■ **MATERIAL FOR THIS TASK**:
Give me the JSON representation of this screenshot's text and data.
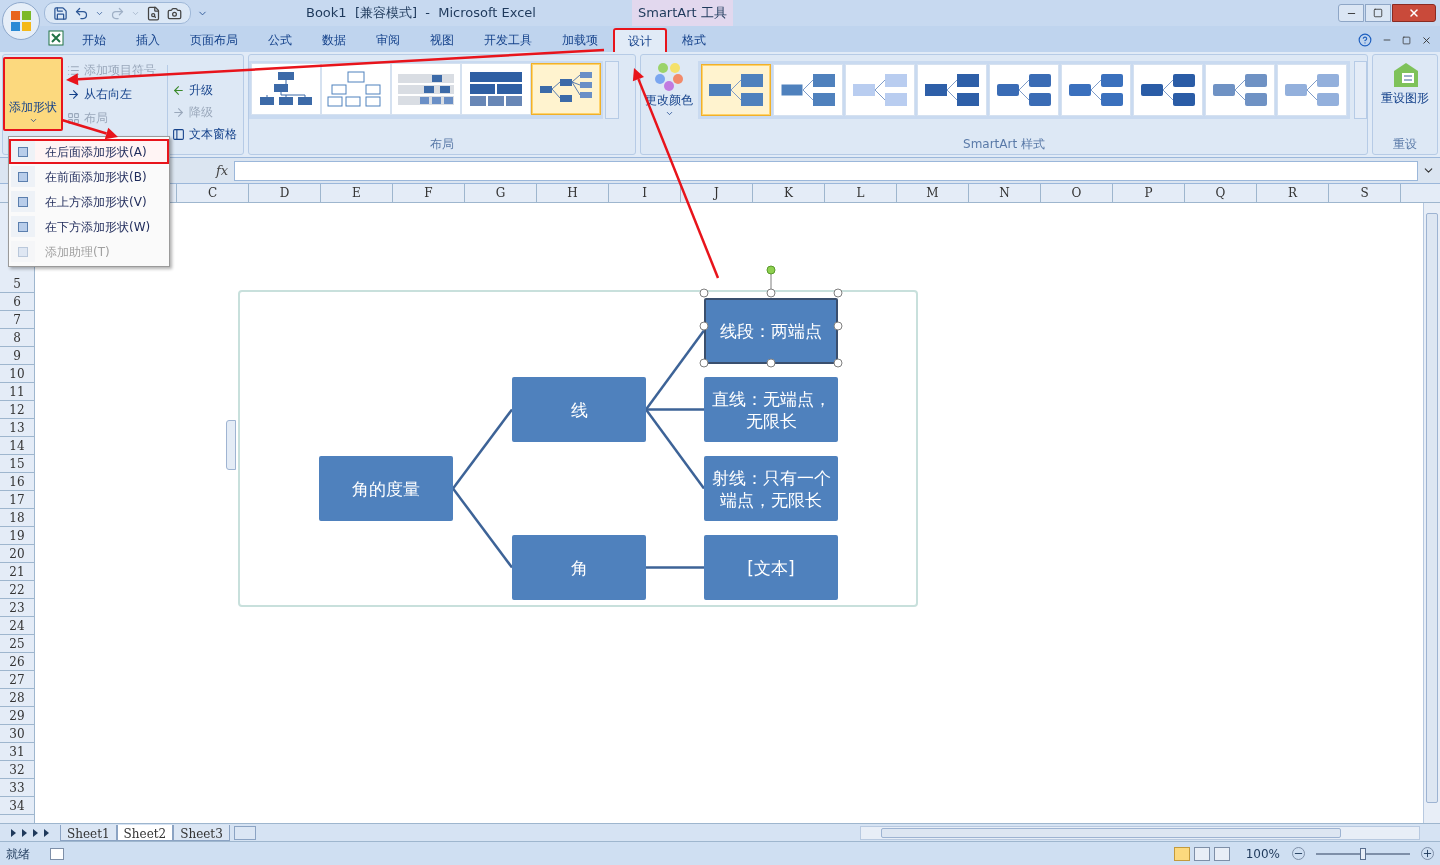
{
  "title_bar": {
    "title": "Book1  [兼容模式]  -  Microsoft Excel",
    "context_tool": "SmartArt 工具"
  },
  "tabs": [
    {
      "label": "开始",
      "selected": false,
      "highlighted": false
    },
    {
      "label": "插入",
      "selected": false,
      "highlighted": false
    },
    {
      "label": "页面布局",
      "selected": false,
      "highlighted": false
    },
    {
      "label": "公式",
      "selected": false,
      "highlighted": false
    },
    {
      "label": "数据",
      "selected": false,
      "highlighted": false
    },
    {
      "label": "审阅",
      "selected": false,
      "highlighted": false
    },
    {
      "label": "视图",
      "selected": false,
      "highlighted": false
    },
    {
      "label": "开发工具",
      "selected": false,
      "highlighted": false
    },
    {
      "label": "加载项",
      "selected": false,
      "highlighted": false
    },
    {
      "label": "设计",
      "selected": true,
      "highlighted": true
    },
    {
      "label": "格式",
      "selected": false,
      "highlighted": false
    }
  ],
  "create_group": {
    "add_shape": {
      "label": "添加形状",
      "pressed": true,
      "highlighted": true
    },
    "items": [
      {
        "label": "添加项目符号",
        "disabled": true
      },
      {
        "label": "从右向左",
        "disabled": false
      },
      {
        "label": "布局",
        "disabled": true
      }
    ],
    "level_items": [
      {
        "label": "升级",
        "disabled": false
      },
      {
        "label": "降级",
        "disabled": true
      },
      {
        "label": "文本窗格",
        "disabled": false
      }
    ]
  },
  "layouts_group": {
    "label": "布局",
    "thumbnails": [
      {
        "selected": false
      },
      {
        "selected": false
      },
      {
        "selected": false
      },
      {
        "selected": false
      },
      {
        "selected": true
      }
    ]
  },
  "styles_group": {
    "label": "SmartArt 样式",
    "change_colors": "更改颜色",
    "thumbnails": [
      {
        "selected": true,
        "color": "#4f81bd"
      },
      {
        "selected": false,
        "color": "#4f81bd"
      },
      {
        "selected": false,
        "color": "#b9cdf0"
      },
      {
        "selected": false,
        "color": "#2e5fa8"
      },
      {
        "selected": false,
        "color": "#3a6cb5"
      },
      {
        "selected": false,
        "color": "#3a70bd"
      },
      {
        "selected": false,
        "color": "#2a5ca6"
      },
      {
        "selected": false,
        "color": "#6f92c4"
      },
      {
        "selected": false,
        "color": "#93b0dc"
      }
    ]
  },
  "reset_group": {
    "label": "重设",
    "button": "重设图形"
  },
  "add_shape_menu": [
    {
      "label": "在后面添加形状(A)",
      "disabled": false,
      "highlighted": true
    },
    {
      "label": "在前面添加形状(B)",
      "disabled": false,
      "highlighted": false
    },
    {
      "label": "在上方添加形状(V)",
      "disabled": false,
      "highlighted": false
    },
    {
      "label": "在下方添加形状(W)",
      "disabled": false,
      "highlighted": false
    },
    {
      "label": "添加助理(T)",
      "disabled": true,
      "highlighted": false
    }
  ],
  "formula_bar": {
    "fx": "fx"
  },
  "columns": [
    "C",
    "D",
    "E",
    "F",
    "G",
    "H",
    "I",
    "J",
    "K",
    "L",
    "M",
    "N",
    "O",
    "P",
    "Q",
    "R",
    "S"
  ],
  "row_numbers": [
    "5",
    "6",
    "7",
    "8",
    "9",
    "10",
    "11",
    "12",
    "13",
    "14",
    "15",
    "16",
    "17",
    "18",
    "19",
    "20",
    "21",
    "22",
    "23",
    "24",
    "25",
    "26",
    "27",
    "28",
    "29",
    "30",
    "31",
    "32",
    "33",
    "34"
  ],
  "smartart": {
    "root": {
      "text": "角的度量",
      "selected": false,
      "children": [
        {
          "text": "线",
          "selected": false,
          "children": [
            {
              "text": "线段：两端点",
              "selected": true
            },
            {
              "text": "直线：无端点，无限长",
              "selected": false
            },
            {
              "text": "射线：只有一个端点，无限长",
              "selected": false
            }
          ]
        },
        {
          "text": "角",
          "selected": false,
          "children": [
            {
              "text": "[文本]",
              "selected": false
            }
          ]
        }
      ]
    }
  },
  "sheet_tabs": [
    {
      "label": "Sheet1",
      "selected": false
    },
    {
      "label": "Sheet2",
      "selected": true
    },
    {
      "label": "Sheet3",
      "selected": false
    }
  ],
  "status_bar": {
    "status": "就绪",
    "zoom": "100%",
    "zoom_level": {
      "level": 0.5
    }
  }
}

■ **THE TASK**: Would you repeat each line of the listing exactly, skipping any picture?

■ **SOLUTION**:
Give me the JSON representation of this screenshot's text and data.
{
  "title_bar": {
    "title": "Book1  [兼容模式]  -  Microsoft Excel",
    "context_tool": "SmartArt 工具"
  },
  "tabs": [
    {
      "label": "开始",
      "selected": false,
      "highlighted": false
    },
    {
      "label": "插入",
      "selected": false,
      "highlighted": false
    },
    {
      "label": "页面布局",
      "selected": false,
      "highlighted": false
    },
    {
      "label": "公式",
      "selected": false,
      "highlighted": false
    },
    {
      "label": "数据",
      "selected": false,
      "highlighted": false
    },
    {
      "label": "审阅",
      "selected": false,
      "highlighted": false
    },
    {
      "label": "视图",
      "selected": false,
      "highlighted": false
    },
    {
      "label": "开发工具",
      "selected": false,
      "highlighted": false
    },
    {
      "label": "加载项",
      "selected": false,
      "highlighted": false
    },
    {
      "label": "设计",
      "selected": true,
      "highlighted": true
    },
    {
      "label": "格式",
      "selected": false,
      "highlighted": false
    }
  ],
  "create_group": {
    "add_shape": {
      "label": "添加形状",
      "pressed": true,
      "highlighted": true
    },
    "items": [
      {
        "label": "添加项目符号",
        "disabled": true
      },
      {
        "label": "从右向左",
        "disabled": false
      },
      {
        "label": "布局",
        "disabled": true
      }
    ],
    "level_items": [
      {
        "label": "升级",
        "disabled": false
      },
      {
        "label": "降级",
        "disabled": true
      },
      {
        "label": "文本窗格",
        "disabled": false
      }
    ]
  },
  "layouts_group": {
    "label": "布局",
    "thumbnails": [
      {
        "selected": false
      },
      {
        "selected": false
      },
      {
        "selected": false
      },
      {
        "selected": false
      },
      {
        "selected": true
      }
    ]
  },
  "styles_group": {
    "label": "SmartArt 样式",
    "change_colors": "更改颜色",
    "thumbnails": [
      {
        "selected": true,
        "color": "#4f81bd"
      },
      {
        "selected": false,
        "color": "#4f81bd"
      },
      {
        "selected": false,
        "color": "#b9cdf0"
      },
      {
        "selected": false,
        "color": "#2e5fa8"
      },
      {
        "selected": false,
        "color": "#3a6cb5"
      },
      {
        "selected": false,
        "color": "#3a70bd"
      },
      {
        "selected": false,
        "color": "#2a5ca6"
      },
      {
        "selected": false,
        "color": "#6f92c4"
      },
      {
        "selected": false,
        "color": "#93b0dc"
      }
    ]
  },
  "reset_group": {
    "label": "重设",
    "button": "重设图形"
  },
  "add_shape_menu": [
    {
      "label": "在后面添加形状(A)",
      "disabled": false,
      "highlighted": true
    },
    {
      "label": "在前面添加形状(B)",
      "disabled": false,
      "highlighted": false
    },
    {
      "label": "在上方添加形状(V)",
      "disabled": false,
      "highlighted": false
    },
    {
      "label": "在下方添加形状(W)",
      "disabled": false,
      "highlighted": false
    },
    {
      "label": "添加助理(T)",
      "disabled": true,
      "highlighted": false
    }
  ],
  "formula_bar": {
    "fx": "fx"
  },
  "columns": [
    "C",
    "D",
    "E",
    "F",
    "G",
    "H",
    "I",
    "J",
    "K",
    "L",
    "M",
    "N",
    "O",
    "P",
    "Q",
    "R",
    "S"
  ],
  "row_numbers": [
    "5",
    "6",
    "7",
    "8",
    "9",
    "10",
    "11",
    "12",
    "13",
    "14",
    "15",
    "16",
    "17",
    "18",
    "19",
    "20",
    "21",
    "22",
    "23",
    "24",
    "25",
    "26",
    "27",
    "28",
    "29",
    "30",
    "31",
    "32",
    "33",
    "34"
  ],
  "smartart": {
    "root": {
      "text": "角的度量",
      "selected": false,
      "children": [
        {
          "text": "线",
          "selected": false,
          "children": [
            {
              "text": "线段：两端点",
              "selected": true
            },
            {
              "text": "直线：无端点，无限长",
              "selected": false
            },
            {
              "text": "射线：只有一个端点，无限长",
              "selected": false
            }
          ]
        },
        {
          "text": "角",
          "selected": false,
          "children": [
            {
              "text": "[文本]",
              "selected": false
            }
          ]
        }
      ]
    }
  },
  "sheet_tabs": [
    {
      "label": "Sheet1",
      "selected": false
    },
    {
      "label": "Sheet2",
      "selected": true
    },
    {
      "label": "Sheet3",
      "selected": false
    }
  ],
  "status_bar": {
    "status": "就绪",
    "zoom": "100%",
    "zoom_level": {
      "level": 0.5
    }
  }
}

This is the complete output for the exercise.